    Maverick artist Grayson Perry backs our campaign
    Assisted Dying Bill: I want to be able to decide about my own death - I want to have control of my life

    Assisted Dying Bill: 'I want control of my life'

    This week the Assisted Dying Bill is debated in the Lords. Virginia Ironside, who has already made plans for her own self-deliverance, argues that it's time we allowed people a humane, compassionate death
    Move over, kale - cabbage is the new rising star

    Cabbage is king again

    Sophie Morris banishes thoughts of soggy school dinners and turns over a new leaf
    11 best winter skin treats

    Give your moisturiser a helping hand: 11 best winter skin treats

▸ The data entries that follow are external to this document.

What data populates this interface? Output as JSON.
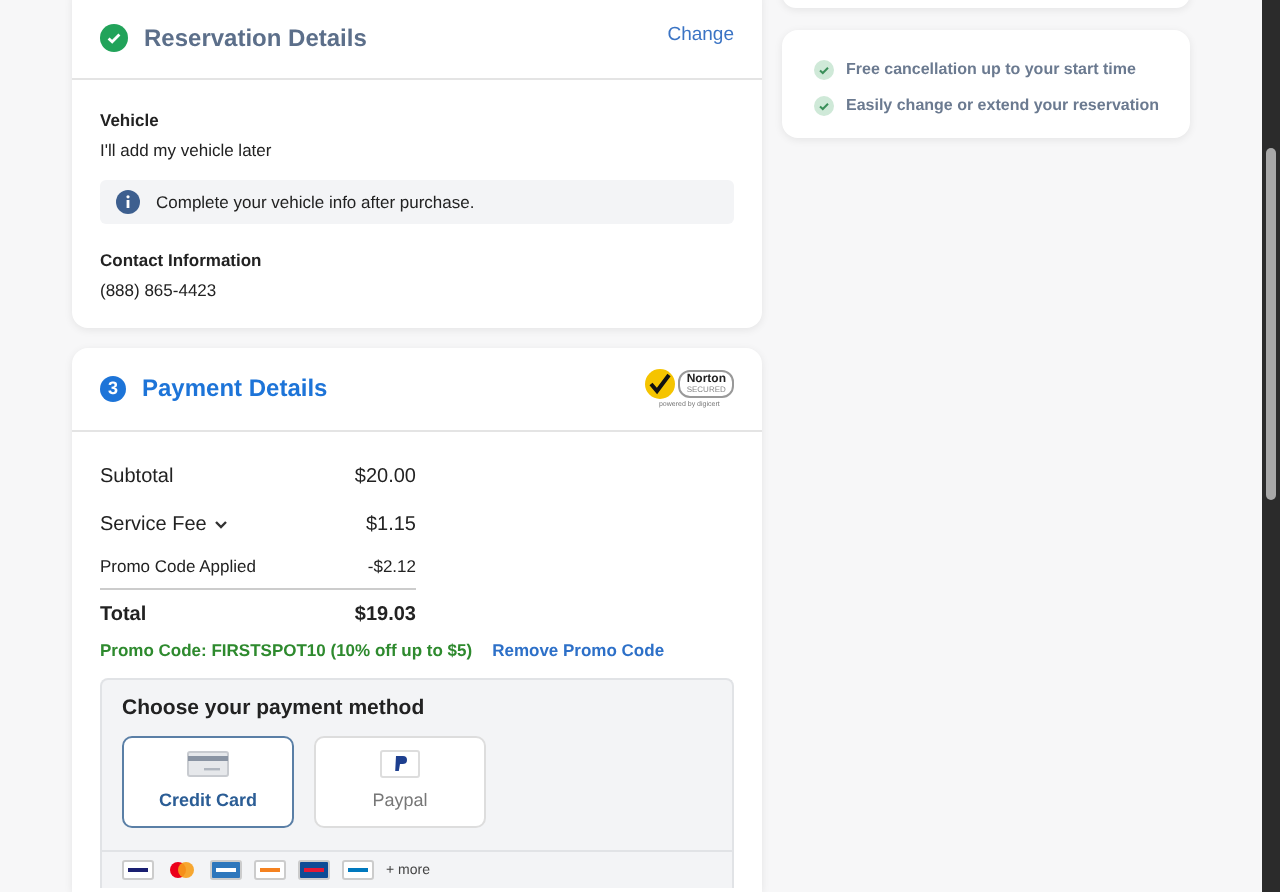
{
  "reservation": {
    "done": true,
    "title": "Reservation Details",
    "action": "Change",
    "vehicle_label": "Vehicle",
    "vehicle_value": "I'll add my vehicle later",
    "notice": "Complete your vehicle info after purchase.",
    "contact_label": "Contact Information",
    "contact_value": "(888) 865-4423"
  },
  "payment": {
    "step": "3",
    "done": false,
    "title": "Payment Details",
    "badge": {
      "name": "Norton",
      "sub": "SECURED",
      "powered": "powered by digicert"
    },
    "summary": [
      {
        "label": "Subtotal",
        "value": "$20.00",
        "kind": "large"
      },
      {
        "label": "Service Fee",
        "value": "$1.15",
        "kind": "expandable",
        "expanded": false
      },
      {
        "label": "Promo Code Applied",
        "value": "-$2.12",
        "kind": "small"
      },
      {
        "label": "Total",
        "value": "$19.03",
        "kind": "total"
      }
    ],
    "promo": {
      "text": "Promo Code: FIRSTSPOT10 (10% off up to $5)",
      "remove": "Remove Promo Code"
    },
    "method_title": "Choose your payment method",
    "methods": [
      {
        "label": "Credit Card",
        "kind": "card",
        "selected": true
      },
      {
        "label": "Paypal",
        "kind": "paypal",
        "selected": false
      }
    ],
    "more": "+ more"
  },
  "benefits": [
    {
      "text": "Free cancellation up to your start time"
    },
    {
      "text": "Easily change or extend your reservation"
    }
  ]
}
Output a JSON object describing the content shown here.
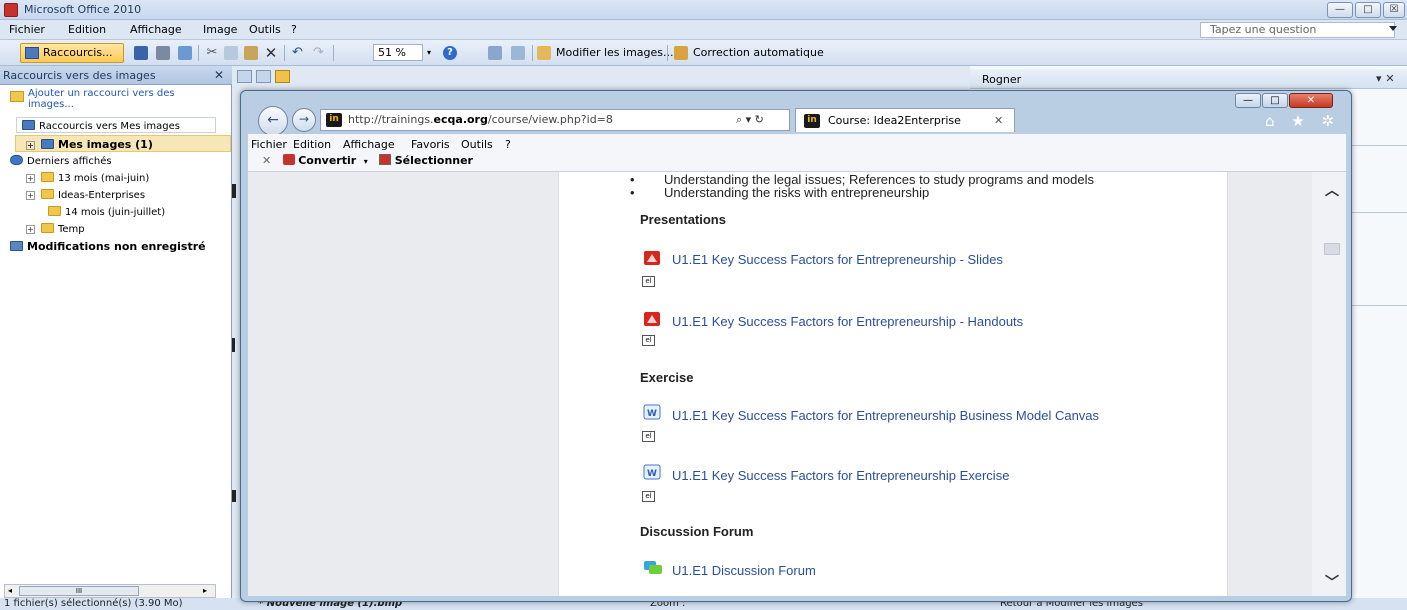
{
  "window": {
    "title": "Microsoft Office 2010",
    "minimize": "—",
    "maximize": "□",
    "close": "☒"
  },
  "menu": {
    "items": [
      "Fichier",
      "Edition",
      "Affichage",
      "Image",
      "Outils",
      "?"
    ],
    "ask_placeholder": "Tapez une question"
  },
  "toolbar": {
    "shortcuts_label": "Raccourcis...",
    "zoom_value": "51 %",
    "edit_images_label": "Modifier les images...",
    "auto_correct_label": "Correction automatique"
  },
  "left_panel": {
    "header": "Raccourcis vers des images",
    "close": "✕",
    "add_shortcut": "Ajouter un raccourci vers des images...",
    "tree": [
      {
        "label": "Raccourcis vers Mes images",
        "bold": false
      },
      {
        "label": "Mes images (1)",
        "bold": true
      },
      {
        "label": "Derniers affichés",
        "bold": false
      },
      {
        "label": "13 mois (mai-juin)",
        "bold": false
      },
      {
        "label": "Ideas-Enterprises",
        "bold": false
      },
      {
        "label": "14 mois (juin-juillet)",
        "bold": false
      },
      {
        "label": "Temp",
        "bold": false
      },
      {
        "label": "Modifications non enregistré",
        "bold": true
      }
    ],
    "scroll_mid": "III"
  },
  "status": {
    "selection": "1 fichier(s) sélectionné(s) (3.90 Mo)",
    "image_name": "* Nouvelle image (1).bmp",
    "zoom_label": "Zoom :",
    "bottom_right": "Retour à Modifier les images"
  },
  "right_panel": {
    "title": "Rogner",
    "close": "▾ ✕"
  },
  "browser": {
    "url_prefix": "http://trainings.",
    "url_domain": "ecqa.org",
    "url_suffix": "/course/view.php?id=8",
    "search_reload": "⌕ ▾ ↻",
    "favicon": "in",
    "tab_title": "Course: Idea2Enterprise",
    "tab_close": "✕",
    "top_icons": "⌂ ★ ✲",
    "menu": [
      "Fichier",
      "Edition",
      "Affichage",
      "Favoris",
      "Outils",
      "?"
    ],
    "tool_close": "✕",
    "tool_convert": "Convertir",
    "tool_select": "Sélectionner",
    "win_controls": [
      "—",
      "□",
      "✕"
    ]
  },
  "content": {
    "bullets": [
      "Understanding the legal issues; References to study programs and models",
      "Understanding the risks with entrepreneurship"
    ],
    "sections": {
      "presentations": "Presentations",
      "exercise": "Exercise",
      "forum": "Discussion Forum"
    },
    "resources": [
      "U1.E1 Key Success Factors for Entrepreneurship - Slides",
      "U1.E1 Key Success Factors for Entrepreneurship - Handouts",
      "U1.E1 Key Success Factors for Entrepreneurship Business Model Canvas",
      "U1.E1 Key Success Factors for Entrepreneurship Exercise",
      "U1.E1 Discussion Forum"
    ],
    "el_badge": "el"
  }
}
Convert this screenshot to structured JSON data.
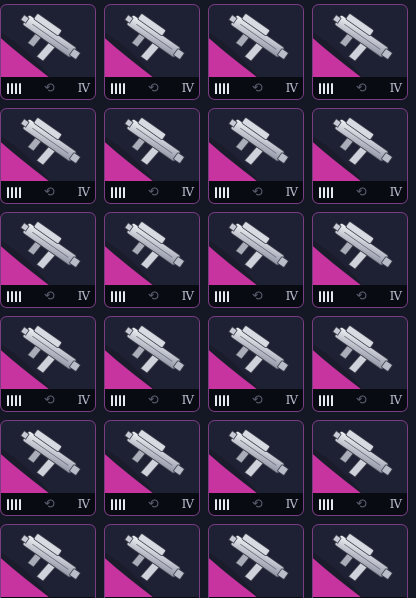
{
  "grid": {
    "columns": 4,
    "rows": 6
  },
  "colors": {
    "background": "#141724",
    "card_border": "#7a3d83",
    "rarity_accent": "#c8349f",
    "card_dark": "#1a1c2c",
    "bar": "#090b13"
  },
  "cards": [
    {
      "weapon_icon": "smg-icon",
      "ammo_icon": "ammo-icon",
      "action_icon": "swap-icon",
      "tier": "IV"
    },
    {
      "weapon_icon": "smg-icon",
      "ammo_icon": "ammo-icon",
      "action_icon": "swap-icon",
      "tier": "IV"
    },
    {
      "weapon_icon": "smg-icon",
      "ammo_icon": "ammo-icon",
      "action_icon": "swap-icon",
      "tier": "IV"
    },
    {
      "weapon_icon": "smg-icon",
      "ammo_icon": "ammo-icon",
      "action_icon": "swap-icon",
      "tier": "IV"
    },
    {
      "weapon_icon": "smg-icon",
      "ammo_icon": "ammo-icon",
      "action_icon": "swap-icon",
      "tier": "IV"
    },
    {
      "weapon_icon": "smg-icon",
      "ammo_icon": "ammo-icon",
      "action_icon": "swap-icon",
      "tier": "IV"
    },
    {
      "weapon_icon": "smg-icon",
      "ammo_icon": "ammo-icon",
      "action_icon": "swap-icon",
      "tier": "IV"
    },
    {
      "weapon_icon": "smg-icon",
      "ammo_icon": "ammo-icon",
      "action_icon": "swap-icon",
      "tier": "IV"
    },
    {
      "weapon_icon": "smg-icon",
      "ammo_icon": "ammo-icon",
      "action_icon": "swap-icon",
      "tier": "IV"
    },
    {
      "weapon_icon": "smg-icon",
      "ammo_icon": "ammo-icon",
      "action_icon": "swap-icon",
      "tier": "IV"
    },
    {
      "weapon_icon": "smg-icon",
      "ammo_icon": "ammo-icon",
      "action_icon": "swap-icon",
      "tier": "IV"
    },
    {
      "weapon_icon": "smg-icon",
      "ammo_icon": "ammo-icon",
      "action_icon": "swap-icon",
      "tier": "IV"
    },
    {
      "weapon_icon": "smg-icon",
      "ammo_icon": "ammo-icon",
      "action_icon": "swap-icon",
      "tier": "IV"
    },
    {
      "weapon_icon": "smg-icon",
      "ammo_icon": "ammo-icon",
      "action_icon": "swap-icon",
      "tier": "IV"
    },
    {
      "weapon_icon": "smg-icon",
      "ammo_icon": "ammo-icon",
      "action_icon": "swap-icon",
      "tier": "IV"
    },
    {
      "weapon_icon": "smg-icon",
      "ammo_icon": "ammo-icon",
      "action_icon": "swap-icon",
      "tier": "IV"
    },
    {
      "weapon_icon": "smg-icon",
      "ammo_icon": "ammo-icon",
      "action_icon": "swap-icon",
      "tier": "IV"
    },
    {
      "weapon_icon": "smg-icon",
      "ammo_icon": "ammo-icon",
      "action_icon": "swap-icon",
      "tier": "IV"
    },
    {
      "weapon_icon": "smg-icon",
      "ammo_icon": "ammo-icon",
      "action_icon": "swap-icon",
      "tier": "IV"
    },
    {
      "weapon_icon": "smg-icon",
      "ammo_icon": "ammo-icon",
      "action_icon": "swap-icon",
      "tier": "IV"
    },
    {
      "weapon_icon": "smg-icon",
      "ammo_icon": "ammo-icon",
      "action_icon": "swap-icon",
      "tier": ""
    },
    {
      "weapon_icon": "smg-icon",
      "ammo_icon": "ammo-icon",
      "action_icon": "swap-icon",
      "tier": ""
    },
    {
      "weapon_icon": "smg-icon",
      "ammo_icon": "ammo-icon",
      "action_icon": "swap-icon",
      "tier": ""
    },
    {
      "weapon_icon": "smg-icon",
      "ammo_icon": "ammo-icon",
      "action_icon": "swap-icon",
      "tier": ""
    }
  ]
}
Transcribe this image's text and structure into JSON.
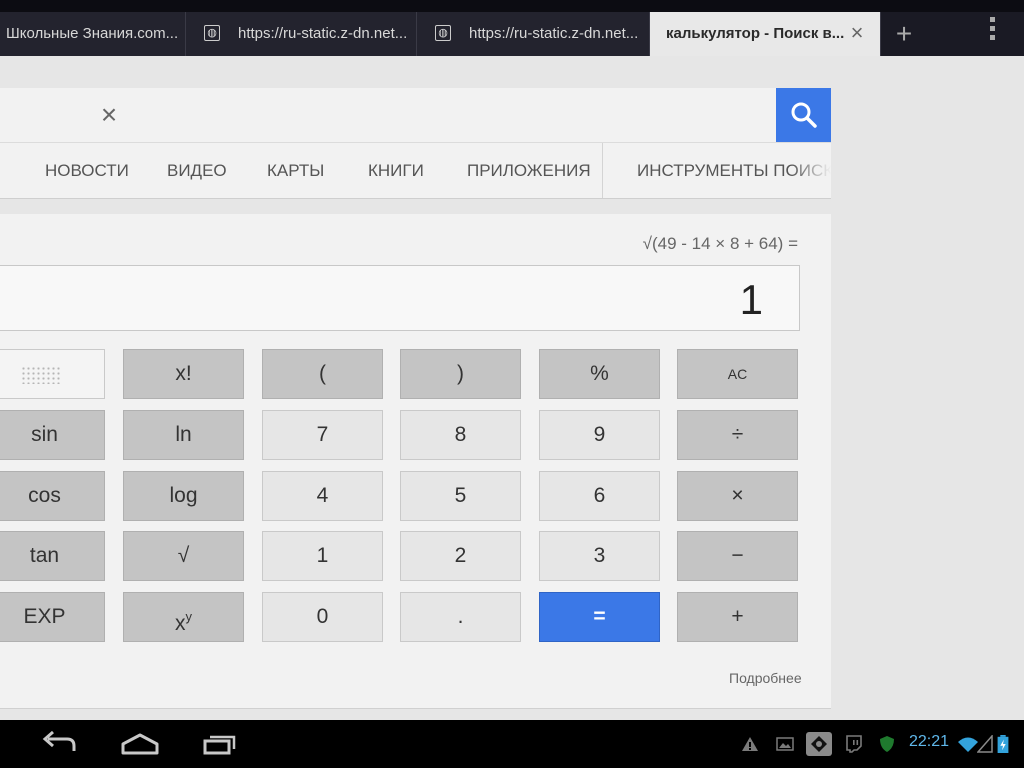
{
  "tabs": [
    {
      "label": "Школьные Знания.com..."
    },
    {
      "label": "https://ru-static.z-dn.net..."
    },
    {
      "label": "https://ru-static.z-dn.net..."
    },
    {
      "label": "калькулятор - Поиск в..."
    }
  ],
  "tab_icons": {
    "close": "×",
    "new_tab": "+"
  },
  "search": {
    "clear_icon": "×"
  },
  "nav": {
    "items": [
      "НОВОСТИ",
      "ВИДЕО",
      "КАРТЫ",
      "КНИГИ",
      "ПРИЛОЖЕНИЯ"
    ],
    "tools": "ИНСТРУМЕНТЫ ПОИСКА"
  },
  "calculator": {
    "expression": "√(49 - 14 × 8 + 64) =",
    "display": "1",
    "buttons": {
      "fact": "x!",
      "lparen": "(",
      "rparen": ")",
      "percent": "%",
      "ac": "AC",
      "sin": "sin",
      "ln": "ln",
      "n7": "7",
      "n8": "8",
      "n9": "9",
      "div": "÷",
      "cos": "cos",
      "log": "log",
      "n4": "4",
      "n5": "5",
      "n6": "6",
      "mul": "×",
      "tan": "tan",
      "sqrt": "√",
      "n1": "1",
      "n2": "2",
      "n3": "3",
      "sub": "−",
      "exp": "EXP",
      "pow_base": "x",
      "pow_sup": "y",
      "n0": "0",
      "dot": ".",
      "eq": "=",
      "add": "+"
    },
    "more": "Подробнее"
  },
  "statusbar": {
    "time": "22:21"
  },
  "colors": {
    "accent": "#3b78e7",
    "clock": "#5fb7ea"
  }
}
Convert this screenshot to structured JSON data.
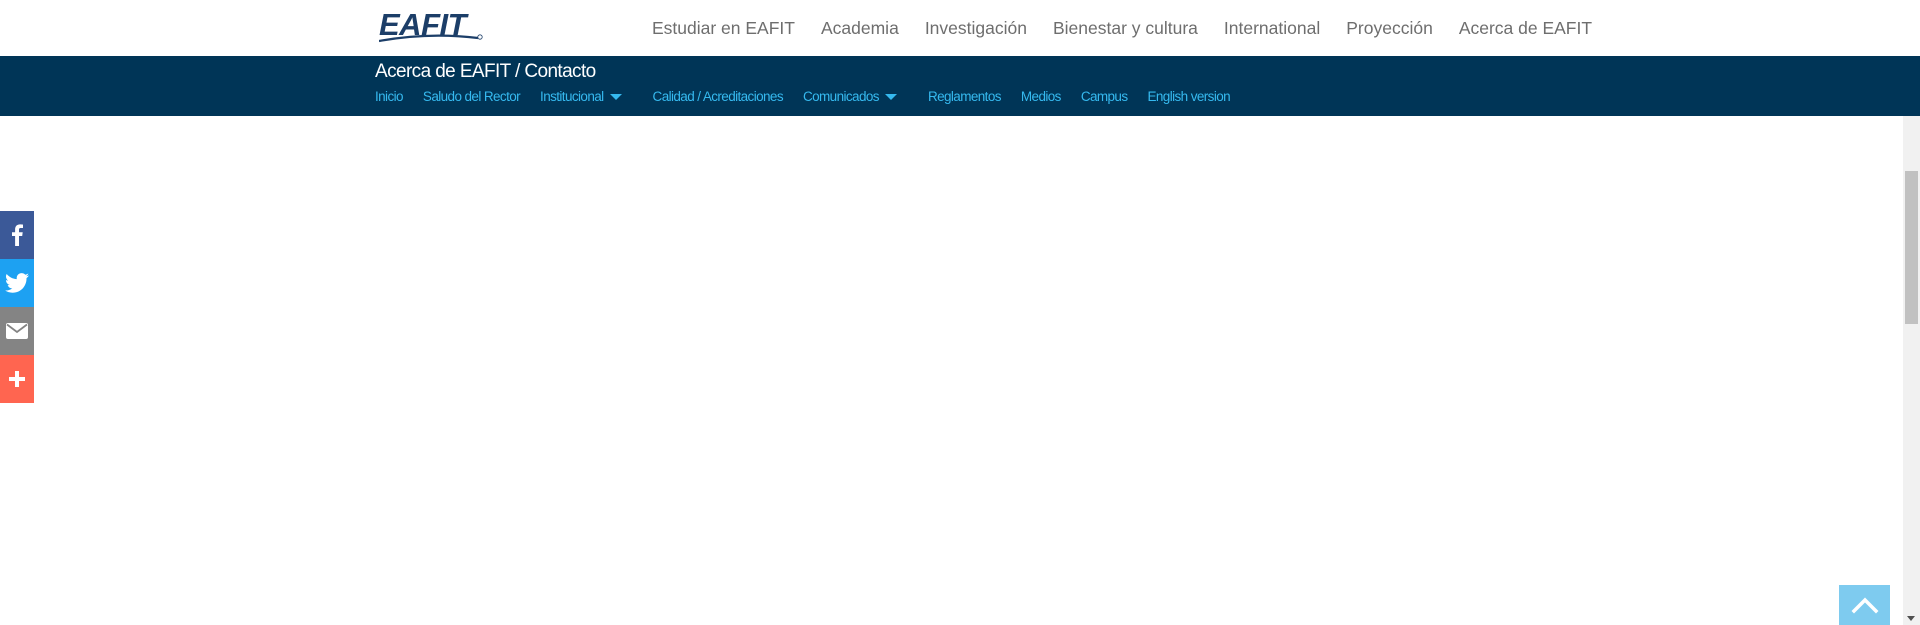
{
  "logo": {
    "text": "EAFIT",
    "icon": "eafit-logo"
  },
  "top_nav": [
    {
      "label": "Estudiar en EAFIT"
    },
    {
      "label": "Academia"
    },
    {
      "label": "Investigación"
    },
    {
      "label": "Bienestar y cultura"
    },
    {
      "label": "International"
    },
    {
      "label": "Proyección"
    },
    {
      "label": "Acerca de EAFIT"
    }
  ],
  "breadcrumb": {
    "title": "Acerca de EAFIT / Contacto"
  },
  "sub_nav": [
    {
      "label": "Inicio"
    },
    {
      "label": "Saludo del Rector"
    },
    {
      "label": "Institucional",
      "dropdown": true
    },
    {
      "label": "Calidad / Acreditaciones"
    },
    {
      "label": "Comunicados",
      "dropdown": true
    },
    {
      "label": "Reglamentos"
    },
    {
      "label": "Medios"
    },
    {
      "label": "Campus"
    },
    {
      "label": "English version"
    }
  ],
  "social": [
    {
      "icon": "facebook-icon",
      "color": "#3b5998"
    },
    {
      "icon": "twitter-icon",
      "color": "#1da1f2"
    },
    {
      "icon": "email-icon",
      "color": "#848484"
    },
    {
      "icon": "plus-icon",
      "color": "#ff6550"
    }
  ],
  "colors": {
    "header_bg": "#003557",
    "link": "#35b9ef",
    "top_nav_text": "#6e6e6e",
    "back_to_top": "#7ecbef"
  },
  "back_to_top": {
    "icon": "chevron-up-icon"
  }
}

    Get an extra boost of nourishment from one of these hard-working products
    Paul Scholes column: The more Jose Mourinho attempts to influence match officials, the more they are likely to ignore him

    Paul Scholes column

    The more Jose Mourinho attempts to influence match officials, the more they are likely to ignore him
    Frank Warren column: No cigar, but pots of money: here come the Cubans

    Frank Warren's Ringside

    No cigar, but pots of money: here come the Cubans
    Isis hostage crisis: Militant group stands strong as its numerous enemies fail to find a common plan to defeat it

    Isis stands strong as its numerous enemies fail to find a common plan to defeat it

    The jihadis are being squeezed militarily and economically, but there is no sign of an implosion, says Patrick Cockburn
    Virtual reality thrusts viewers into the frontline of global events - and puts film-goers at the heart of the action

    Virtual reality: Seeing is believing

    Virtual reality thrusts viewers into the frontline of global events - and puts film-goers at the heart of the action
    Homeless Veterans appeal: MP says Coalition ‘not doing enough’

    Homeless Veterans appeal

    MP says Coalition ‘not doing enough’ to help
    Larry David, Steve Coogan and other comedians share stories of depression in new documentary

    Comedians share stories of depression

    The director of the new documentary, Kevin Pollak, tells Jessica Barrett how he got them to talk
    Has The Archers lost the plot with it's spicy storylines?

    Has The Archers lost the plot?

    A growing number of listeners are voicing their discontent over the rural soap's spicy storylines; so loudly that even the BBC's director-general seems worried, says Simon Kelner
    English Heritage adds 14 post-war office buildings to its protected lists

    14 office buildings added to protected lists

    Christopher Beanland explores the underrated appeal of these palaces of pen-pushing
    Human skull discovery in Israel proves humans lived side-by-side with Neanderthals

    Human skull discovery in Israel proves humans lived side-by-side with Neanderthals

    Scientists unearthed the cranial fragments from Manot Cave in West Galilee